Sooner or later, most plays come to a moment of truth. It can be, relatively, as simple as unmasking the murderer, or as complex as wondering on the way home if, perhaps, the ending told more lies than it purported to answer—sometimes, even the writers aren’t sure just what took place.
For Tennessee Williams, writing Cat on a Hot Tin Roof must have been as deeply rewarding artistically (which his second Pulitzer Prize merely confirmed) but also marvellously cathartic.
Imagine putting your greatest inner turmoil onto the stage and having actors live your fears, hopes and dilemmas night after night in front of strangers. Still, the wise saying “don’t tell too much truth” must come to bear—especially in the mid-1950s when most of the “civilized” world wasn’t ready to admit the existence of homosexuality, much less tolerate it. (Today, it’s inescapable, but still viewed as evil incarnate by many who enjoy looking down on others rather than into themselves.)
Williams chose not to come out until the ‘70s, yet few who see this masterpiece of bankrupt family values could ever doubt then or now that its creator knew his subject matter intimately.
Celebrating the playwright’s centenary during its 50th anniversary season, it seems entirely appropriate to give this game-changing play its first airing in Niagara-on-the-Lake. How, then, to capture the feel of its era and make it relevant for today?
Ask Eda Holmes to direct.
In the early going, this production seems muted on all fronts. Sue Lepage’s crafting of the one-set sitting/bedroom is customarily functional (several doors and a second-floor house encircling the gallery are required for the action)—decidedly earthy in tone and pastel in colour. Most of the costumes are similarly light in the primaries but rich in texture (silks, chiffon—a telling black-and-white print for Big Mama is at one with her view of life). It falls to Kevin Lamotte’s lighting wizardry to bring warmer, more positive hues through the windows.
Most important of all, it’s Gray Powell’s portrayal of Brick that, initially, causes some concern only to be understood later (during the pivotal interview with Big Daddy—Jim Mezon—in Act II).
First time attendees may well wonder why the good looking, fit young man sleeps on the couch while his most certainly “hot cat” Maggie (Moya O’Connell) rests alone in their sumptuous bed a few feet away.
Returning to change her nieces’ soiled party frock, it’s soon apparent that this childless couple are the scorn of Brick’s elder brother, Gooper (Patrick McManus) and his extra-fertile (five out of the oven with one a cookin’) bride, Mae (Nicole Underhay) and the bane of Brick’s ambitious wife (soon to be divvied up is the biggest plantation in the area—but not if Big Daddy has his way …).
Marital problems are as old as sin, perhaps a Viagra prescription is all that’s needed to reclaim all of the family’s pride (Brick was a football star, and recently a sports commentator) by producing a child of their own to silence the snickers.
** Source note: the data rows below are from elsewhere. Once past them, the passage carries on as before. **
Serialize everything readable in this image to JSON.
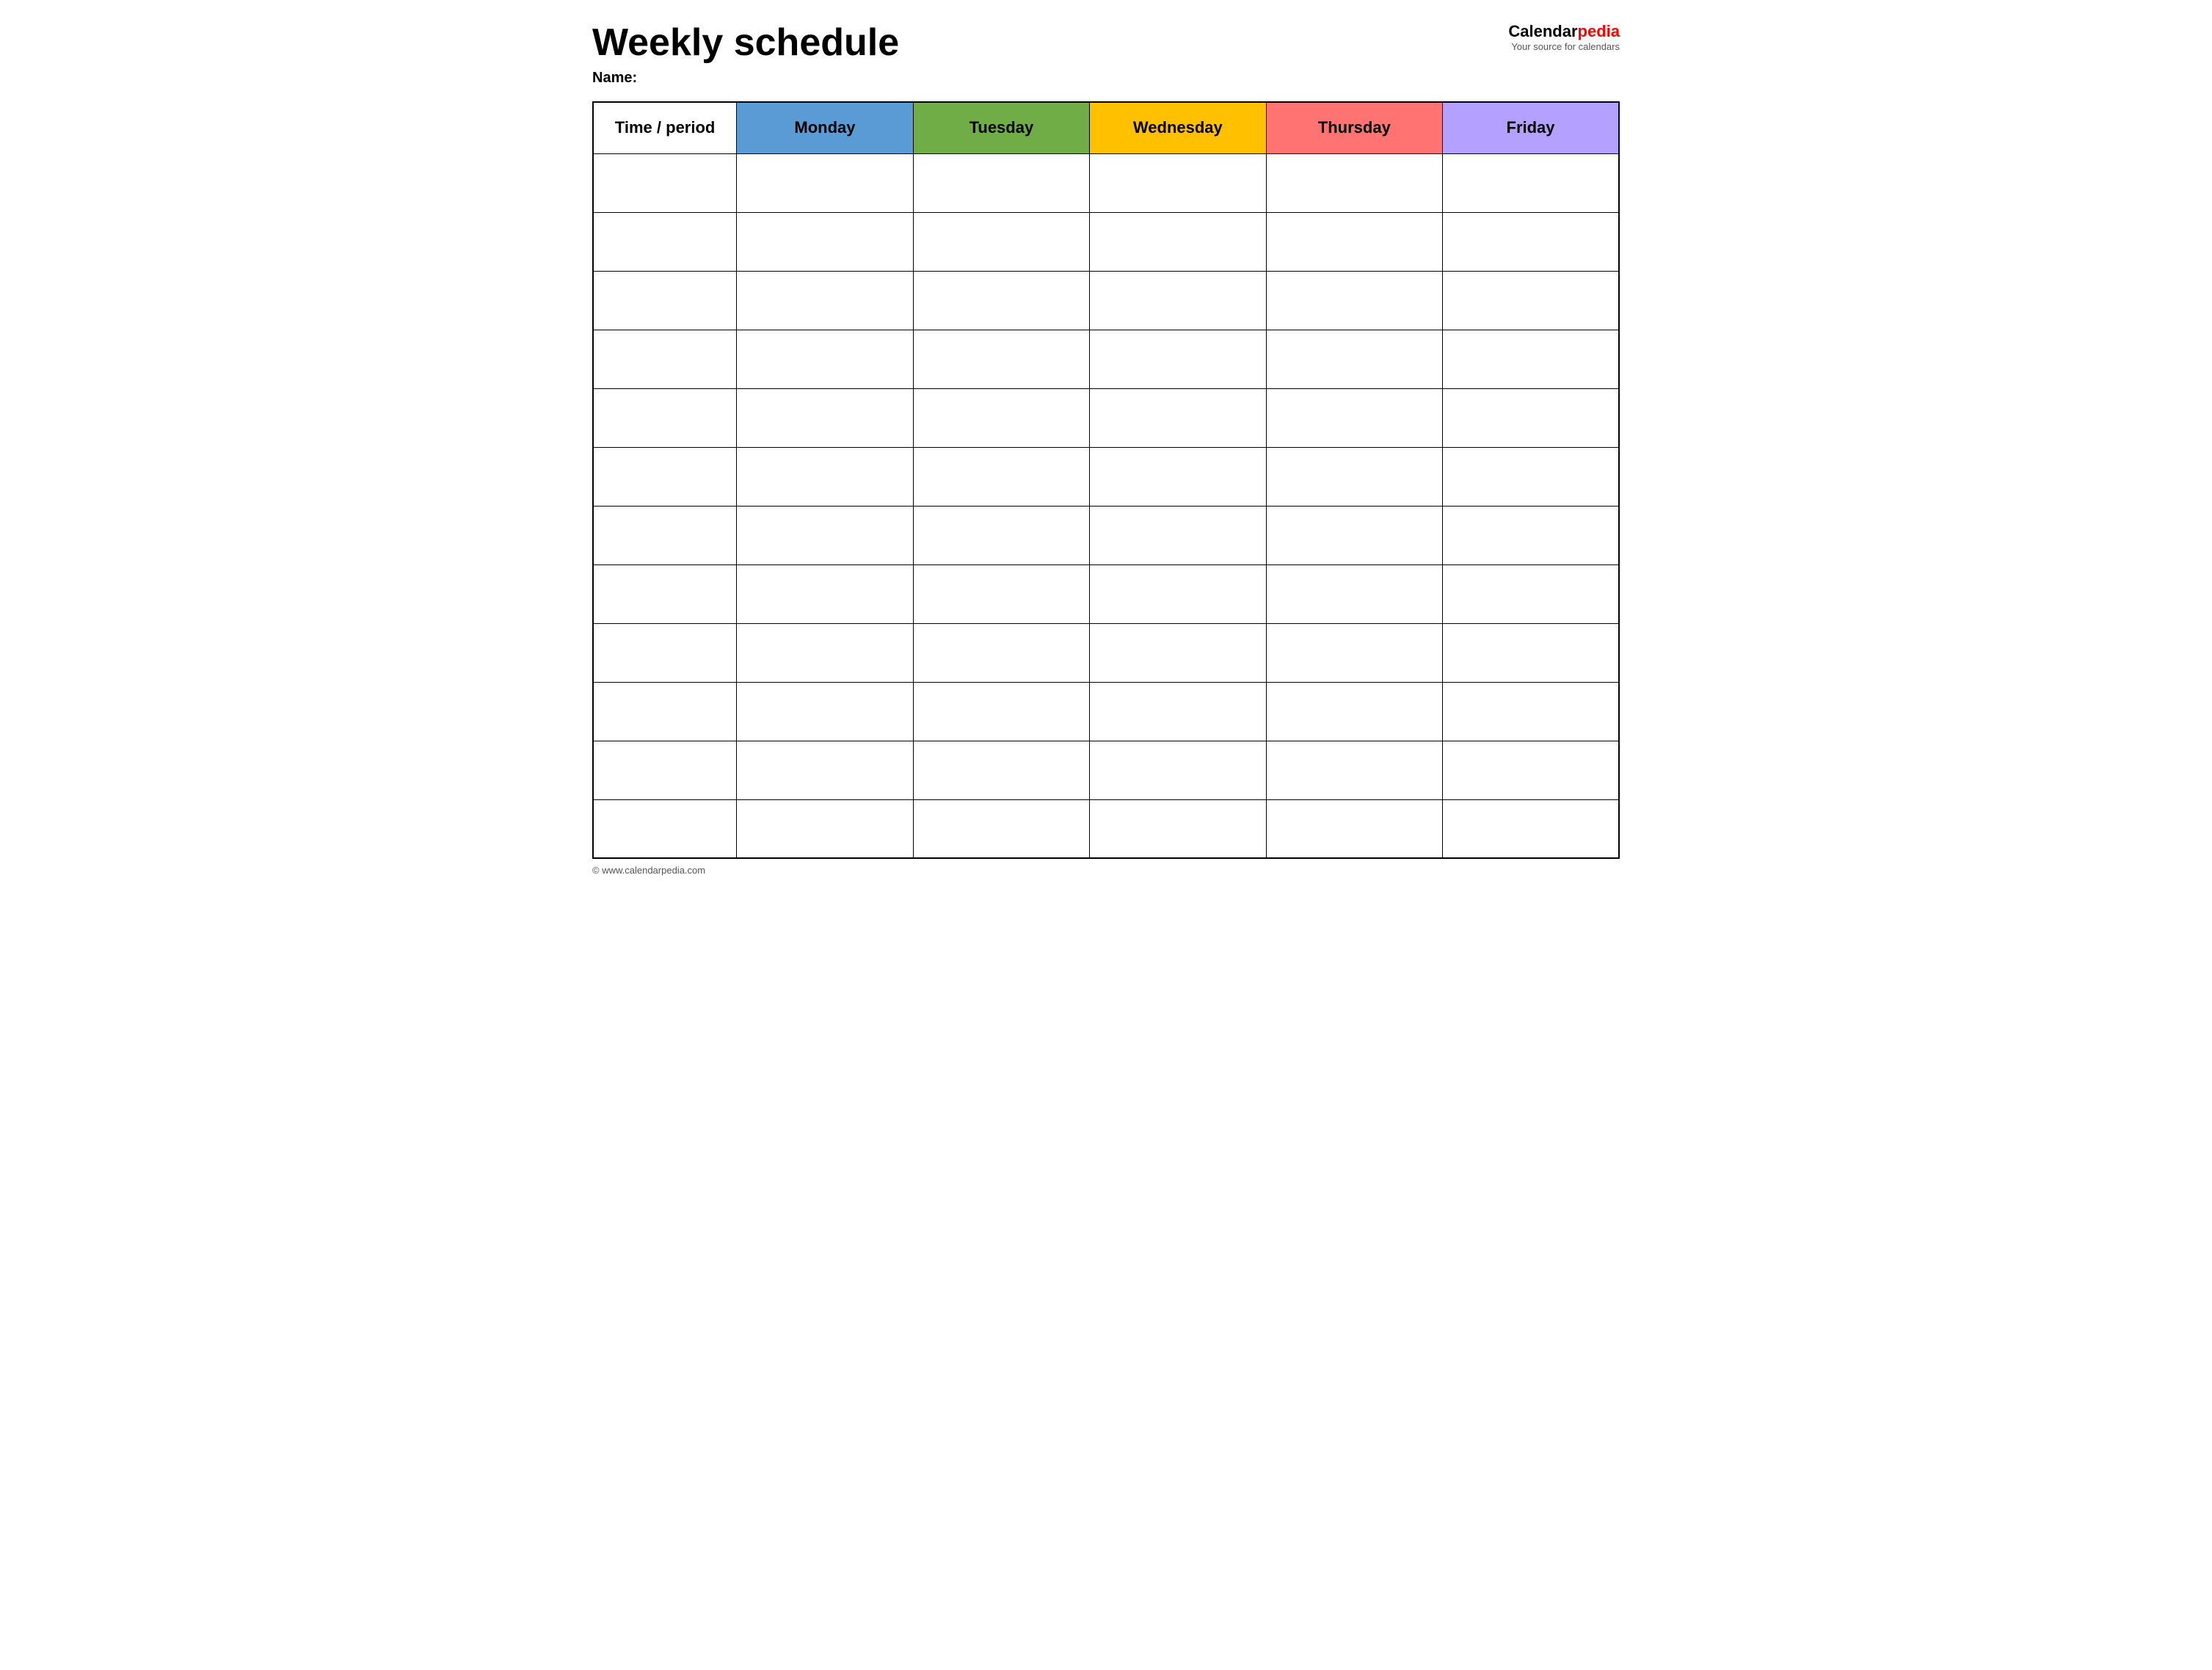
{
  "header": {
    "title": "Weekly schedule",
    "name_label": "Name:",
    "logo_text_calendar": "Calendar",
    "logo_text_pedia": "pedia",
    "logo_tagline": "Your source for calendars"
  },
  "table": {
    "columns": [
      {
        "id": "time",
        "label": "Time / period",
        "color": "#ffffff"
      },
      {
        "id": "monday",
        "label": "Monday",
        "color": "#5b9bd5"
      },
      {
        "id": "tuesday",
        "label": "Tuesday",
        "color": "#70ad47"
      },
      {
        "id": "wednesday",
        "label": "Wednesday",
        "color": "#ffc000"
      },
      {
        "id": "thursday",
        "label": "Thursday",
        "color": "#ff7373"
      },
      {
        "id": "friday",
        "label": "Friday",
        "color": "#b4a0ff"
      }
    ],
    "row_count": 12
  },
  "footer": {
    "copyright": "© www.calendarpedia.com"
  }
}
The one time college hero has just last night broken his ankle while attempting to jump what used to be easy hurdles—being three sheets to the wind didn’t help his reach. Throughout the “real time” play, the troubled man has to rely on a pair of crutches: one literal, the other being the contents of the well-stocked liquor cabinet. What is the matter?
With the first mention of very best friend Skipper, the uncomfortable silences begin and the possibility that Brick is not drowning his sorrows but his “disgusting” sexuality gives the narrative an unexpected turn that drives the remaining action.
Powell’s Southern drawl works well enough and his ability to flinch from virtually any human contact (with one emotionally-charged exception) builds his case of being alone amongst many, but the crystal clarity of his lines from curtain to curtain somewhat belies the non-stop quaffing of spirits. Act I, on its own, seems to be relatively mild.
But with the arrival and initial utterance of Mezon as Big Daddy after the first intermission (“Crap”), Holmes’ and Williams’ shared purpose ignites the stage and seldom loses its heat until the final irony, “Wouldn’t it be funny if that was true?”
By not playing the queer card in any manner, and letting Daddy roar out his own fierce degree of tolerance, the result is a convincingly nuanced portrayal of the preponderance of mendacity in “mature” families who can’t help but play one off the other when such a considerable estate is at stake. When Brick inadvertently blurts out Daddy’s secret truth, the pair are on equal footing: completely at one with the other.
No one should miss experiencing the power of a single line to define a relationship and demonstrate how hearing one’s own story in a neutral setting might be all the inspiration required to tell a little truth in the real world. JWR